══ Given records ══

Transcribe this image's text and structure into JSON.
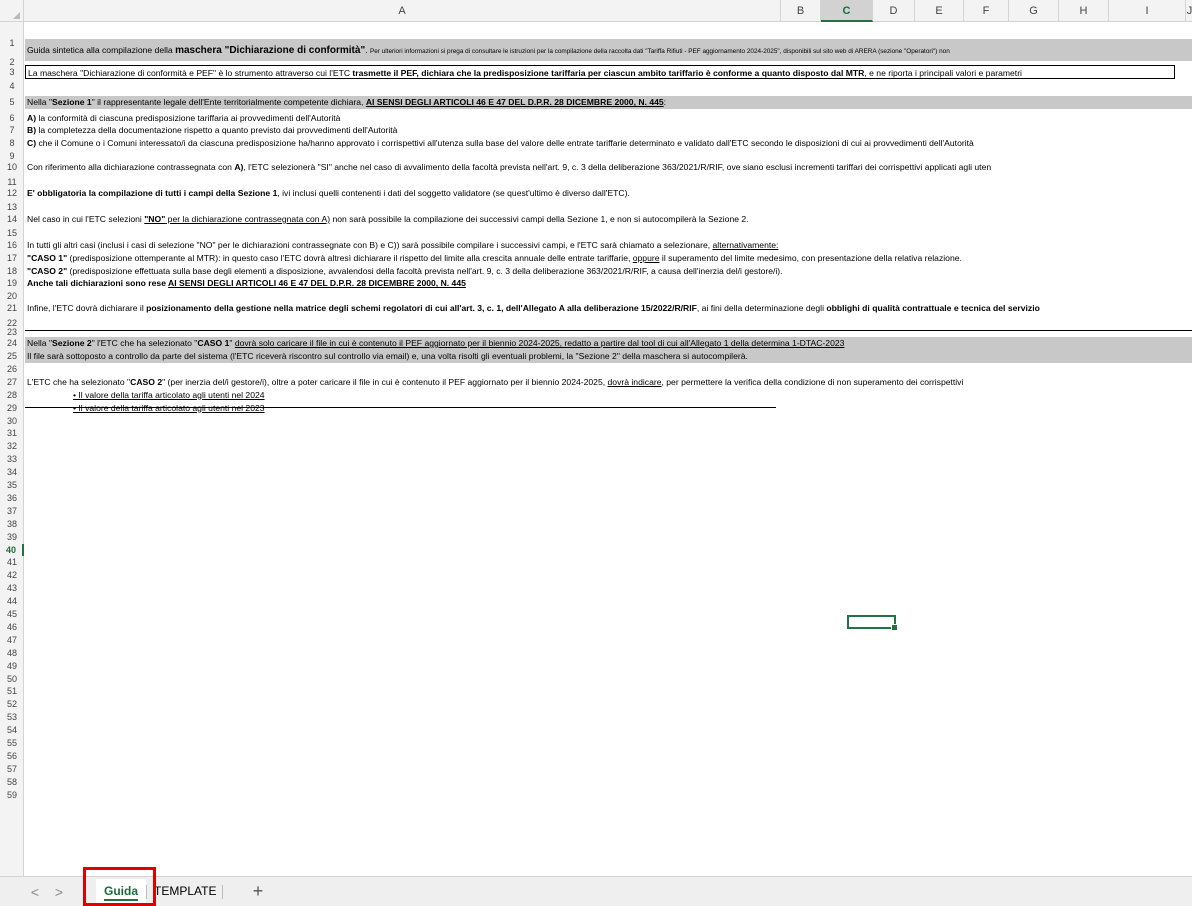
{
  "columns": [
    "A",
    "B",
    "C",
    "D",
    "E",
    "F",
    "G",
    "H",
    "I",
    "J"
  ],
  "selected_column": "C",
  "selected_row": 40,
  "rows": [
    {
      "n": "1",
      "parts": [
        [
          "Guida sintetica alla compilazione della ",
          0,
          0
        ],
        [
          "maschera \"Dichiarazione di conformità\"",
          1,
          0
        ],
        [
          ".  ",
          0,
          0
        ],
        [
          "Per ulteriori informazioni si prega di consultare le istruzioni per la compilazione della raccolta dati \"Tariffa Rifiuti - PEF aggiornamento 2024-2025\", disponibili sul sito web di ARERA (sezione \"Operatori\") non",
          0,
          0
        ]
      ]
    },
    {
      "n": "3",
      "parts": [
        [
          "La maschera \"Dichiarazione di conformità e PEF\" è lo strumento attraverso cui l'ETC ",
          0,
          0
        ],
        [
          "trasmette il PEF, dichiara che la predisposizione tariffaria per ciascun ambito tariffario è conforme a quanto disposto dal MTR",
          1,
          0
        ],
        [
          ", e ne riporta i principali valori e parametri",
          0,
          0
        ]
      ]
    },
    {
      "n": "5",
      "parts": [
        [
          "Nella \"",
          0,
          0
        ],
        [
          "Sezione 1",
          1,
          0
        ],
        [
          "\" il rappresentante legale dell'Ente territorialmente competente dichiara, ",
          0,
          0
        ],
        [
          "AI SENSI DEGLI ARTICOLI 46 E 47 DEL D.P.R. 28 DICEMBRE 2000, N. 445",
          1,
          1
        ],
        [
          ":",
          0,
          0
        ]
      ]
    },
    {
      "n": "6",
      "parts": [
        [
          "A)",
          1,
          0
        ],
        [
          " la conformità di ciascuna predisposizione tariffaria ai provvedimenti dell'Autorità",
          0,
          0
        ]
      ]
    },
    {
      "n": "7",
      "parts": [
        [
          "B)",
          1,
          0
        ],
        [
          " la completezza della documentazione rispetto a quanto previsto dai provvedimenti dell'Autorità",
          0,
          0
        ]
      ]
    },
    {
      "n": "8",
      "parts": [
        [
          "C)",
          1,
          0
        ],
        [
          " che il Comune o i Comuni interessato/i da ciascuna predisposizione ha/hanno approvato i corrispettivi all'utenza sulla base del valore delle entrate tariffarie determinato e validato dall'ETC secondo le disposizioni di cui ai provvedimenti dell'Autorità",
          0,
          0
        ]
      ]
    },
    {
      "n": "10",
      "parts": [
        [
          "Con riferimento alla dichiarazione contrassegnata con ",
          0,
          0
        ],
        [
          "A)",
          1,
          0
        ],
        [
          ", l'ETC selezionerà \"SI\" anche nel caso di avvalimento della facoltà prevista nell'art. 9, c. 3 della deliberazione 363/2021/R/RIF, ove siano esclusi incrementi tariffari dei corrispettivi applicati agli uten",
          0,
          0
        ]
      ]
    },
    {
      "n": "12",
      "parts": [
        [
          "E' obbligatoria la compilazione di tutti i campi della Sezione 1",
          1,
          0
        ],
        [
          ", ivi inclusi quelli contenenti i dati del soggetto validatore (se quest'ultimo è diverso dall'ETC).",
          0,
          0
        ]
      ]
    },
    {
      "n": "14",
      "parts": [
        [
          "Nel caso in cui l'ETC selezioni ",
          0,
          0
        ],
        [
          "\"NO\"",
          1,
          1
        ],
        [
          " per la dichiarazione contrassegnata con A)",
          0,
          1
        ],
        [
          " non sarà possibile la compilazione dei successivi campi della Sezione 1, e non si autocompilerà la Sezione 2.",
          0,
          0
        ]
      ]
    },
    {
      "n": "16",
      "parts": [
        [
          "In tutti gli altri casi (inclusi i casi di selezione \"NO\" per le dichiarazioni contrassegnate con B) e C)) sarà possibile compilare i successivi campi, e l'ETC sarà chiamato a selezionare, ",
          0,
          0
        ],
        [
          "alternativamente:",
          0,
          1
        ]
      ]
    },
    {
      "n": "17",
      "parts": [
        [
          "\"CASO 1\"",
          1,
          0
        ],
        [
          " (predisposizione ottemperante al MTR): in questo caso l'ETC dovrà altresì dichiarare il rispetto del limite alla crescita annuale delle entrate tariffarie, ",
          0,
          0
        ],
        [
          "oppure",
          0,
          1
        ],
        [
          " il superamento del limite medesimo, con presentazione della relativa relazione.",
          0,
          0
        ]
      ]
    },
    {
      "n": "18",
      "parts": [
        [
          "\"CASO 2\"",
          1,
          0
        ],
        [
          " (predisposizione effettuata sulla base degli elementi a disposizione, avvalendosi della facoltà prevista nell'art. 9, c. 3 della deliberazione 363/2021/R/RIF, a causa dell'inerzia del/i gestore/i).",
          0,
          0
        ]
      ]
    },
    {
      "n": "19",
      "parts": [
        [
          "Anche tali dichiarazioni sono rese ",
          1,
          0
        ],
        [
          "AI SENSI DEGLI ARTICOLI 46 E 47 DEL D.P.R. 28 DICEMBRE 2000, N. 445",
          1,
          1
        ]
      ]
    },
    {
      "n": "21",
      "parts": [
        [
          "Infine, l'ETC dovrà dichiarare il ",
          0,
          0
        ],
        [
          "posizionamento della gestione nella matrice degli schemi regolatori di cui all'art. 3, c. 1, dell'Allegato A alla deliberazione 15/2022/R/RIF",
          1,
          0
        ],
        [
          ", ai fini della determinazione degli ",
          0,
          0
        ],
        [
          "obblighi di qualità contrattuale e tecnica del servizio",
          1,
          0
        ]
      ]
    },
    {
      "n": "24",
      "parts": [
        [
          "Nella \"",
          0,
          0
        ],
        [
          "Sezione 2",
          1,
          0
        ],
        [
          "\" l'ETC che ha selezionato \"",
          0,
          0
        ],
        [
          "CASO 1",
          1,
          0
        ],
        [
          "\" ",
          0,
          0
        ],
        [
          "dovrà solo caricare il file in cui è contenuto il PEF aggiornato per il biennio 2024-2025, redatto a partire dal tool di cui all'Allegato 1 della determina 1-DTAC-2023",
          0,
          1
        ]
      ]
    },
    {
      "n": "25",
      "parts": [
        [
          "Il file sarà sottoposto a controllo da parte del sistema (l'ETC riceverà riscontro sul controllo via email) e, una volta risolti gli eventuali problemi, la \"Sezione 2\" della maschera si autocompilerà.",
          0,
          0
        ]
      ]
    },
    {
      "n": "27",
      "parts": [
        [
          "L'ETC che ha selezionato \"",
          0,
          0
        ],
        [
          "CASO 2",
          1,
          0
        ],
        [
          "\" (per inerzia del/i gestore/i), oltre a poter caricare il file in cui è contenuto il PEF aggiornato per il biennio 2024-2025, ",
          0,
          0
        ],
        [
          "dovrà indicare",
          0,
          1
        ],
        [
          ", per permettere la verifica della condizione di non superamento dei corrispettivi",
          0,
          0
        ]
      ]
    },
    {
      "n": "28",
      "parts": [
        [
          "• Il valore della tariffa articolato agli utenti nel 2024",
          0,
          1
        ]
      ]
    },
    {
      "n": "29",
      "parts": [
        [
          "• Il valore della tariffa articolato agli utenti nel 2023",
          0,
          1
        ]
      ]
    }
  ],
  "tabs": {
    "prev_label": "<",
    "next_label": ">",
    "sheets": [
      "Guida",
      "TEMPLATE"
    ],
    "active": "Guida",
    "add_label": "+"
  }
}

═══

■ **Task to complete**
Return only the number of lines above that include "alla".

■ **Exercise output**
4